Over the past twenty years libraries have been transformed. Once quiet, intimidating spaces where children could be seen but never heard, libraries now let the vibrant life in their book collections spill off the shelves and into their family-friendly spaces. Story times too have been revamped. No more sitting motionless staring at the cover of a book while someone reads aloud quietly in a back corner. Music, puppets, dance and interactive play define kid-focused gatherings that promote many ways to access literacy skills in young children.
Yet with all these changes, there are still ways in which we can make libraries and story times in particular more accessible to families living with autism. That is why we have developed a Sensitive Storytime™ training for youth librarians. This training gives a basic understanding of autism and how it impacts literacy in particular. It then goes on to give practical ways that librarians can adapt their story times for families living with autism and how to help parents access and promote literacy skills in their young child. We have also set up Sensitive Storytime™ boards on Pinterest.
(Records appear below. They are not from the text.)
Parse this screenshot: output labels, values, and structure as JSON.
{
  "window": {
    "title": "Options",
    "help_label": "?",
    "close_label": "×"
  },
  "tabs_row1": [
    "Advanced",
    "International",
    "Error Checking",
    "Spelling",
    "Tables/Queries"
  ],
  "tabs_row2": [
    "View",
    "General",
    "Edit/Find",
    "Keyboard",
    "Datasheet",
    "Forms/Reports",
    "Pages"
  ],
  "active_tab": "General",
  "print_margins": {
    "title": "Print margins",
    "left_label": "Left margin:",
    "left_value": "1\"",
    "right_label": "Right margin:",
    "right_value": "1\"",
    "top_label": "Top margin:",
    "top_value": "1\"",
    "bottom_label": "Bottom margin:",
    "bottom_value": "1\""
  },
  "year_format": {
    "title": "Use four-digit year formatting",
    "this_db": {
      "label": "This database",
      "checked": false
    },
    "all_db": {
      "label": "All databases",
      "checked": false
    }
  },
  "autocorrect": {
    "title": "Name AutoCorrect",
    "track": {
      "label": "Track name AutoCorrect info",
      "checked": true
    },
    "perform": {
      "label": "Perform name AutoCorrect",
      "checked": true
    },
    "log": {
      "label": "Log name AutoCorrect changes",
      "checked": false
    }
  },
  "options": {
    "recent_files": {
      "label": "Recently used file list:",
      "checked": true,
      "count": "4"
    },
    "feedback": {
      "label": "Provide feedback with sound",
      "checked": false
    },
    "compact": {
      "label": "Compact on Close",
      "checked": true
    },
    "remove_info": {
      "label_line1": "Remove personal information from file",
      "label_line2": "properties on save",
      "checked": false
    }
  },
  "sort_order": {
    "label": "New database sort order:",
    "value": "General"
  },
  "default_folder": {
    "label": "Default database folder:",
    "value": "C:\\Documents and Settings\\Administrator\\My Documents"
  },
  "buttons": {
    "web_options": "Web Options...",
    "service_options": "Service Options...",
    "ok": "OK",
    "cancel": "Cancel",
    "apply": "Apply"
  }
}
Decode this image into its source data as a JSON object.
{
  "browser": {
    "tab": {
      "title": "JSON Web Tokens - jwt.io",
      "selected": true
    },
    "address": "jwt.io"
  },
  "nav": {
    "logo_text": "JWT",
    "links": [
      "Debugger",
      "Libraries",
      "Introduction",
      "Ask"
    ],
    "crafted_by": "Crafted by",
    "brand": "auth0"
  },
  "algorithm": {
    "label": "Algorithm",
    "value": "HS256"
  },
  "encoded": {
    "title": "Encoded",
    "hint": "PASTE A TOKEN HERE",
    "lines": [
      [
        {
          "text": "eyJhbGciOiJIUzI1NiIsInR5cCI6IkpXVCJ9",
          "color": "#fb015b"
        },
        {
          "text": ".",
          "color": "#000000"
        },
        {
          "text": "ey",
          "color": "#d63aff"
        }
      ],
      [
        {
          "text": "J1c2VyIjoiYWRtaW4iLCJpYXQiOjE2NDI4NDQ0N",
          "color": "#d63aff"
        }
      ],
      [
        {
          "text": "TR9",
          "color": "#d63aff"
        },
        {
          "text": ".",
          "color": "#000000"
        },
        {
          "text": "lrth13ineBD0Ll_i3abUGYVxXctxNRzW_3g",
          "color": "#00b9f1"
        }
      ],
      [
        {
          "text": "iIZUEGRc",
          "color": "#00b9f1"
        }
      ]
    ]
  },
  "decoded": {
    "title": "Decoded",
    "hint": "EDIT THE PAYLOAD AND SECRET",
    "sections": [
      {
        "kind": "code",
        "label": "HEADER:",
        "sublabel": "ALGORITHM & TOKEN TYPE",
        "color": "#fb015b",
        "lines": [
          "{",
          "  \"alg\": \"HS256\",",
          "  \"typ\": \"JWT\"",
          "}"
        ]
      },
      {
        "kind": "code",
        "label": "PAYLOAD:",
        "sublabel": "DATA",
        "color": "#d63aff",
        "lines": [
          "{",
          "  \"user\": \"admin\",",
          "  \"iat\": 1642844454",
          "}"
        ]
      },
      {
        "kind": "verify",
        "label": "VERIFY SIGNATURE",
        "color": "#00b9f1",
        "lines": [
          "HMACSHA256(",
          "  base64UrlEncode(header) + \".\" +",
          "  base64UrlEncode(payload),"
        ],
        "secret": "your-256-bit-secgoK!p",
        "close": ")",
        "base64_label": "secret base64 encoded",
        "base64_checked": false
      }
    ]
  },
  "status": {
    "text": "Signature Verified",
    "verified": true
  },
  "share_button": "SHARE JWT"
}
We were pleased to be part of the Metropolitan Library Service Agency’s (MELSA) panel on this topic in December. There we learned about exciting work being done by local libraries and made connections with future partners. What an amazing group of professionals who understand how education about autism transforms how we support our community. We envision a future where we partner with all libraries to create safe spaces for families living with autism to learn and grow. We’re excited to present our full training to this group on April 3, 12:30 to 4:30 pm at the Westcott Library in Eagan. Join us there or host this presentation for your staff!